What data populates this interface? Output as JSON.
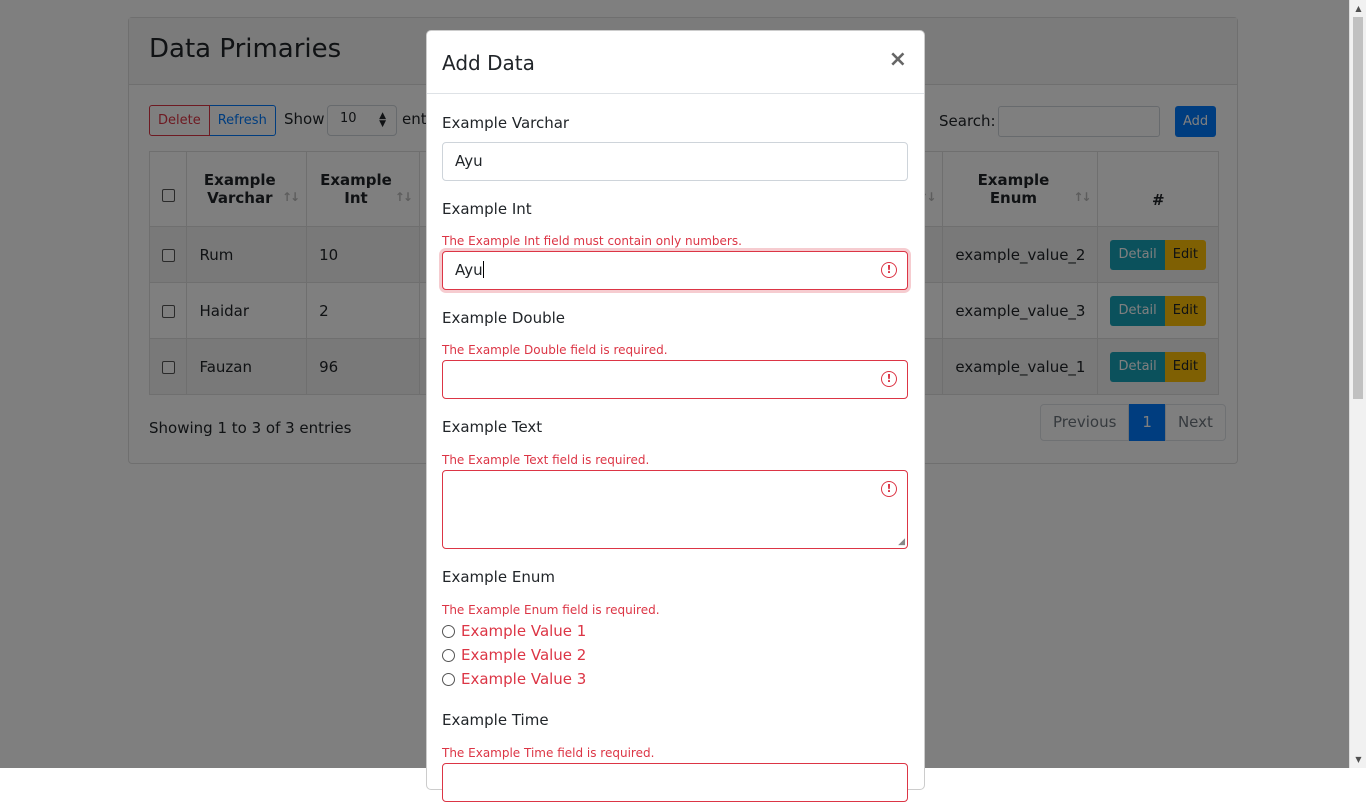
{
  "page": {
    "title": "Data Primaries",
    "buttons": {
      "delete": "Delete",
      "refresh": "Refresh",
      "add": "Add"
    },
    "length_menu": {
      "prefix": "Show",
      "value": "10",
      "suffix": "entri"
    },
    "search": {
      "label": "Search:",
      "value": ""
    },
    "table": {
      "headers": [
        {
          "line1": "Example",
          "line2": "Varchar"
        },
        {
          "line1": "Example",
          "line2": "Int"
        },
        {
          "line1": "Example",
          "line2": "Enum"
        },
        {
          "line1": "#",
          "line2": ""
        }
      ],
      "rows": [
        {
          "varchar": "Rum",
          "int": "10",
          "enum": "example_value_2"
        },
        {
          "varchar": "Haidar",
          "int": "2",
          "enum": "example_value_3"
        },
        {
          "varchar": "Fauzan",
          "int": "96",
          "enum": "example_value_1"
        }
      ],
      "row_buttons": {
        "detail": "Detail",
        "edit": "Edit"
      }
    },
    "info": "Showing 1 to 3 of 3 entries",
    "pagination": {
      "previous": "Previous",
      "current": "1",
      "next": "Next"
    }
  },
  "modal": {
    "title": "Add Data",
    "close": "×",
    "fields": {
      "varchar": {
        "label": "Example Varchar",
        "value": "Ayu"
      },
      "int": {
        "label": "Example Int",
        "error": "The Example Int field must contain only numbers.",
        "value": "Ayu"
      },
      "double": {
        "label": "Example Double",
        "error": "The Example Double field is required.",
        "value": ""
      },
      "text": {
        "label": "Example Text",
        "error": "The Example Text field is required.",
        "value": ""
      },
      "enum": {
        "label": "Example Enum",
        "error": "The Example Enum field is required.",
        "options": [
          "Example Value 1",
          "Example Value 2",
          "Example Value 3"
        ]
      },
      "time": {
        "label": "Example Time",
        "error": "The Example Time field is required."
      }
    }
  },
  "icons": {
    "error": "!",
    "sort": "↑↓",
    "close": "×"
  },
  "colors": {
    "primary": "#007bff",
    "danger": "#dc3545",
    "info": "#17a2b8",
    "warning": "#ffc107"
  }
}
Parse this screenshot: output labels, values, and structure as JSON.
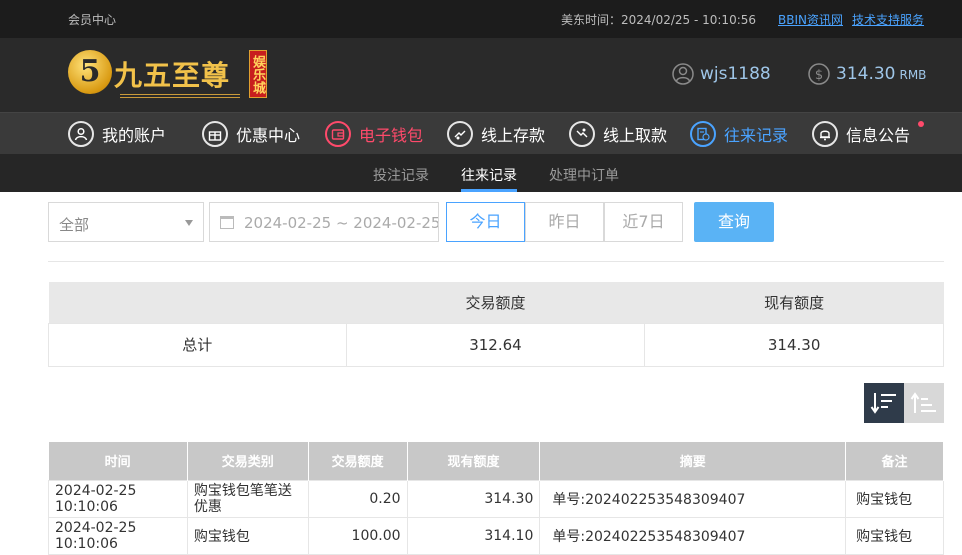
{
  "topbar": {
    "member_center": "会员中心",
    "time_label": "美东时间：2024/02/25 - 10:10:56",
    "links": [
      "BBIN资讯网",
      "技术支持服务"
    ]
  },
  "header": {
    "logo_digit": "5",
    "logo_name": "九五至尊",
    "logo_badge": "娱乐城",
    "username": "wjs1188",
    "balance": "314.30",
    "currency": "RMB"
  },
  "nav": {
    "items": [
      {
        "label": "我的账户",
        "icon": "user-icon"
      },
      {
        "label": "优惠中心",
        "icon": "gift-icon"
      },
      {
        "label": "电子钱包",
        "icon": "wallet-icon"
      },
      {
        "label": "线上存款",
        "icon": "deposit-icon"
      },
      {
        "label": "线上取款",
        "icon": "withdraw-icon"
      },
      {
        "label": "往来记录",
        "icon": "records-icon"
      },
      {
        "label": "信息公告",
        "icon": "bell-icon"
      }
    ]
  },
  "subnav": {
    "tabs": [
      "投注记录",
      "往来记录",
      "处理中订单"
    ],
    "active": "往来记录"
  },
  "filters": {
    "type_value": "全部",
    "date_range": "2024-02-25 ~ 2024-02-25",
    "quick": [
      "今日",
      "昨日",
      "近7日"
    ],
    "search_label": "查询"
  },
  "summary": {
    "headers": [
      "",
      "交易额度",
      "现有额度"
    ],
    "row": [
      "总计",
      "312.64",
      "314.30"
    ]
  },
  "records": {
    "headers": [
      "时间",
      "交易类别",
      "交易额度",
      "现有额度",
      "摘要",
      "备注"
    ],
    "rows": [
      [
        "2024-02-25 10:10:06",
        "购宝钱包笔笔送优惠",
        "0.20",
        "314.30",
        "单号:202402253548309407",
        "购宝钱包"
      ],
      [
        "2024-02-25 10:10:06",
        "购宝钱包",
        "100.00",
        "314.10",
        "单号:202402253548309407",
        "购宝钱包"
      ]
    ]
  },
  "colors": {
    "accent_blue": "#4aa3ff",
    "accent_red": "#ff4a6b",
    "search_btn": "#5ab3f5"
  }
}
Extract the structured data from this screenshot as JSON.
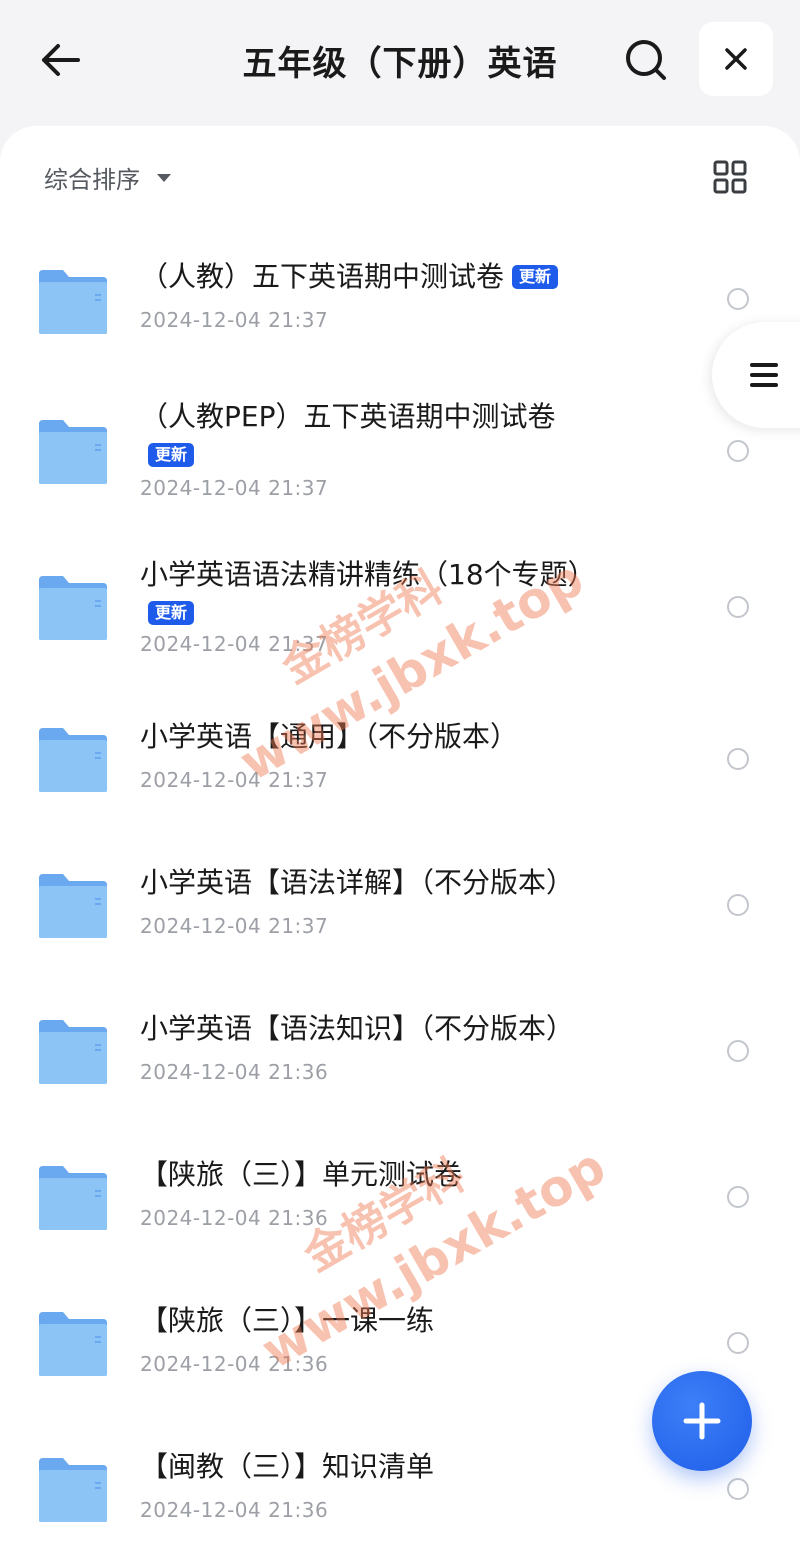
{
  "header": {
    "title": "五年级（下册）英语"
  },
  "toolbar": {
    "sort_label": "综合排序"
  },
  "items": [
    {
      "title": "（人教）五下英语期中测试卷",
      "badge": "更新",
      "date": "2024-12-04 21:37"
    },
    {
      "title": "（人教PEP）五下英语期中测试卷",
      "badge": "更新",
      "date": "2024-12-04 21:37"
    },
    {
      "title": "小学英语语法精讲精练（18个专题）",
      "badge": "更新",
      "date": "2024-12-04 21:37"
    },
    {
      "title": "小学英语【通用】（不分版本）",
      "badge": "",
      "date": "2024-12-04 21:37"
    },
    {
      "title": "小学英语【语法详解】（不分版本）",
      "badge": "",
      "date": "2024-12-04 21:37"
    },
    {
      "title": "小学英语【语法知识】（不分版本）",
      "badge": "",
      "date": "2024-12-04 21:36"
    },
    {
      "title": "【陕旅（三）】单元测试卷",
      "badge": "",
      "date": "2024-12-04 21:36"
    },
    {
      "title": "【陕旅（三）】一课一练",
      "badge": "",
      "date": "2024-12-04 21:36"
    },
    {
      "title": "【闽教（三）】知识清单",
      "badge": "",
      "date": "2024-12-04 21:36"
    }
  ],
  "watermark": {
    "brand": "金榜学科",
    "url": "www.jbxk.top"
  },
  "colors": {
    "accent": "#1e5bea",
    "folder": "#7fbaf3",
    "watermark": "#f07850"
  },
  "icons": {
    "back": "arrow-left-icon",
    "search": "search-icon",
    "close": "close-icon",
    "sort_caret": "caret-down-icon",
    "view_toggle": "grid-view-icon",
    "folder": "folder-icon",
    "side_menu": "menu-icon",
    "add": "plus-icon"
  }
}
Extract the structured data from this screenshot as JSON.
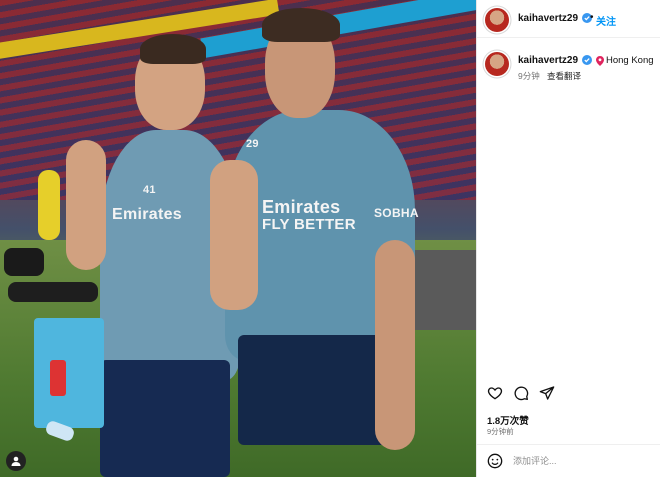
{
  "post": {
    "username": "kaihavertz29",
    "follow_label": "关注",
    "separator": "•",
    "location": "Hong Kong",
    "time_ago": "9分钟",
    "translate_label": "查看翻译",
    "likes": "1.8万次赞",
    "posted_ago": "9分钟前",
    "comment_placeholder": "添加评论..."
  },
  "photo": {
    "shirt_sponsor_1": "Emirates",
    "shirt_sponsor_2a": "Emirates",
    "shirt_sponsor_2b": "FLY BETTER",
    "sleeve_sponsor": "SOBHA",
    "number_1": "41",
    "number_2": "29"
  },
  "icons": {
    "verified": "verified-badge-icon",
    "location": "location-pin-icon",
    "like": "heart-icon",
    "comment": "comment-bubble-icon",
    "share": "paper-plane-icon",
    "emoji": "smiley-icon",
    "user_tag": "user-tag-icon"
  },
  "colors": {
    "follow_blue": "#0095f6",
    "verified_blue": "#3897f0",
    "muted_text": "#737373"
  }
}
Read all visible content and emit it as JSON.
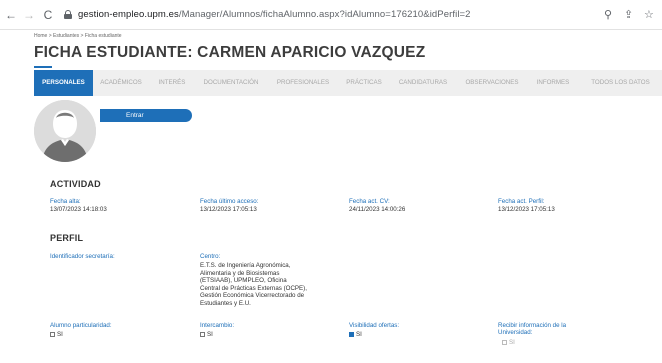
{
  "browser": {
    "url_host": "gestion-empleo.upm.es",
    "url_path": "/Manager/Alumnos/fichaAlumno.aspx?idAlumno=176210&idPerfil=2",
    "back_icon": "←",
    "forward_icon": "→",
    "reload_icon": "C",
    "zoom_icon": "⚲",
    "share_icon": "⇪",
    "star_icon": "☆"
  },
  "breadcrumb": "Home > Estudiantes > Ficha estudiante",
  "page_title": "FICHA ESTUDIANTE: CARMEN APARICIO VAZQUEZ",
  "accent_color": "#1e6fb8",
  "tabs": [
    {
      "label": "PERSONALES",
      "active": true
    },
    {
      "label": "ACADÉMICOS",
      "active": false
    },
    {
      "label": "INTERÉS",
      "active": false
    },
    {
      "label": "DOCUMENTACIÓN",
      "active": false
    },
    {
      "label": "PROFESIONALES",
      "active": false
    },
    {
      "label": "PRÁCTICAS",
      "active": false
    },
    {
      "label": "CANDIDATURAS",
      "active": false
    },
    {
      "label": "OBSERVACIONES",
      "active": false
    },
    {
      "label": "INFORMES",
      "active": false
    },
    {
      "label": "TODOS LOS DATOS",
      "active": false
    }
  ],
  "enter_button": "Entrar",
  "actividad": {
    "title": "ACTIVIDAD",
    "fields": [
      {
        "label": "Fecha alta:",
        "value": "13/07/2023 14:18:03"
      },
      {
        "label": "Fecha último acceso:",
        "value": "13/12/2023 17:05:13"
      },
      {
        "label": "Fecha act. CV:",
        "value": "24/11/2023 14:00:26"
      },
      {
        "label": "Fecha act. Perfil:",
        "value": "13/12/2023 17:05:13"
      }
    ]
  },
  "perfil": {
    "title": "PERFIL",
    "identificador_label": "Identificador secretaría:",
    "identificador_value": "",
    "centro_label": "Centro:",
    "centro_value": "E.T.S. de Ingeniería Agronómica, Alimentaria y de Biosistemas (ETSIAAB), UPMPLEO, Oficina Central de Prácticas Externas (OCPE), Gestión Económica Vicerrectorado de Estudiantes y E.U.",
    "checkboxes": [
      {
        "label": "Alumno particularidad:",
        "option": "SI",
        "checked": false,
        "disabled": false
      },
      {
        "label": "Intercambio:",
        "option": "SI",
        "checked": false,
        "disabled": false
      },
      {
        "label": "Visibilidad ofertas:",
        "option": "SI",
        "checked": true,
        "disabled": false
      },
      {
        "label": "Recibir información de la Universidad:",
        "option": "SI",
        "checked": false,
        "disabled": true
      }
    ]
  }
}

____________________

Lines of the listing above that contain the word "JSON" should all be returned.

▶ **Answer below**:
What data populates this interface? Output as JSON.
Parse this screenshot: output labels, values, and structure as JSON.
Extract the structured data from this screenshot as JSON.
Extract the structured data from this screenshot as JSON.
Read all visible content and emit it as JSON.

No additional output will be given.